Good advice, TJ---all of it. Ian, just because it's a good opportunity to lay down a "how to solder" post, I'm going to pretend you know less about it than you do, so please forgive me. Your patience will allow me to be wordier. *L* Thanks!
For beginners: soldering is not like glueing with hot metal. You are using heat to get several metals to create a molecular bond, not just stick together. So, some basics:
1. Clean your soldering iron tip first. You can accomplish this (and reclean as you go) simply by letting it heat up nice and hot, then wiping the tip against a wet sponge. I realize you may think this will melt the sponge, but it won't. Immediately afterwards, melt some solder against the tip of your soldering iron so it's coated with nice, shiny metal that conducts heat well. This is called tinning the iron because solder is a mix of lead, tin, and other metals.

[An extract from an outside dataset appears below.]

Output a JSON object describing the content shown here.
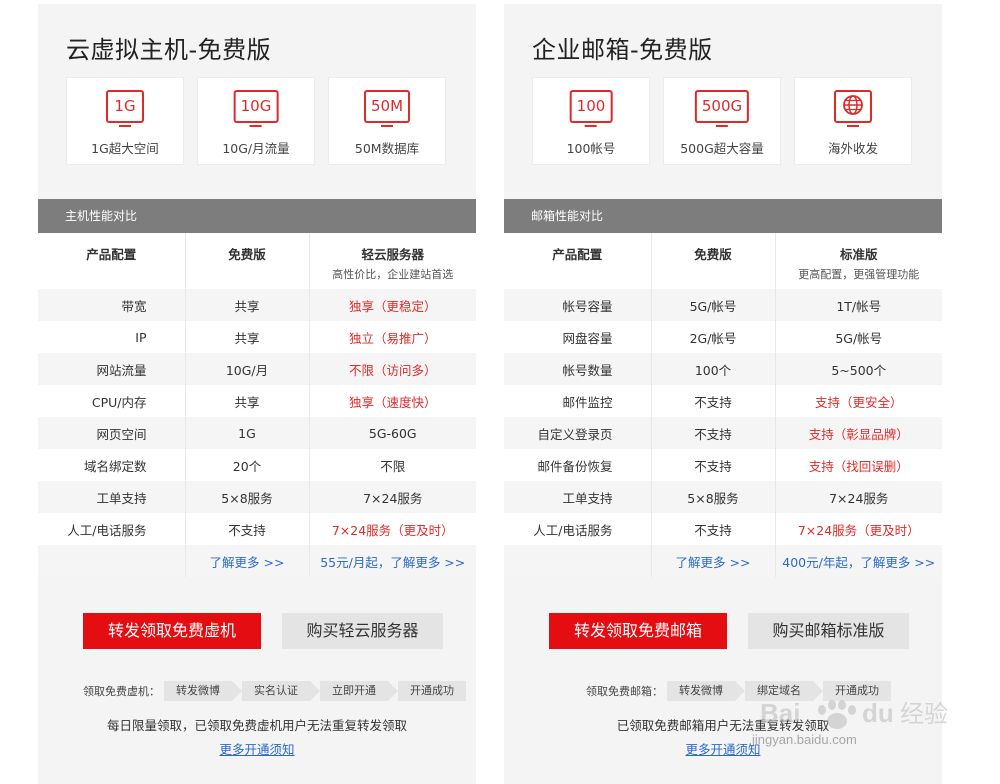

2. Make sure your surface is clean and the metals are items that will bond with solder. Copper, brass, and any alloys of the two will bond; stainless steel and iron will not. Sorry, but that's how it works.
3. Mechanical attachment comes first: loop the wire through the eyelet, twist two wires together, or whatever it takes to get the thing attached before you solder. Try not to make the joint depend upon solder, alone, because solder can break off.
5. Flux. Flux is a chemical compound that is applied before you solder. It cleans the metal. Use it if you have it. If you still are having trouble, invest in some: it's cheap.
6. Choose your solder. There's solid solder for plumbing, rosin core for electronics, and acid core for sheet metal or plumbing: it's not what you want. It will eat at your connections long after you're done.
5. "Heat from below" and "Heat the work, not the solder" are the two best sayings to learn from. If at all possible, get the tip of your iron underneath and let the heat rise through both items. That way, by the time the solder is hot enough to melt, both items you are trying to connect are hot enough, too. So, heat the pickup plate where the wire is attached, and let the solder press against the top. As it heats, the flux will sizzle and smoke, cleaning your surfaces. The heat will rise through the plate and heat the wire, then heat the solder, which will melt and flow down through the wire to the plate and leave you with a pretty, shiny new connection.
Finally, if none of the above is happening, your soldering iron is probably too small. Weller makes a pistol-style soldering iron which has it's flaws, but it's probably the most popular and has adequate heating ability. Best of luck!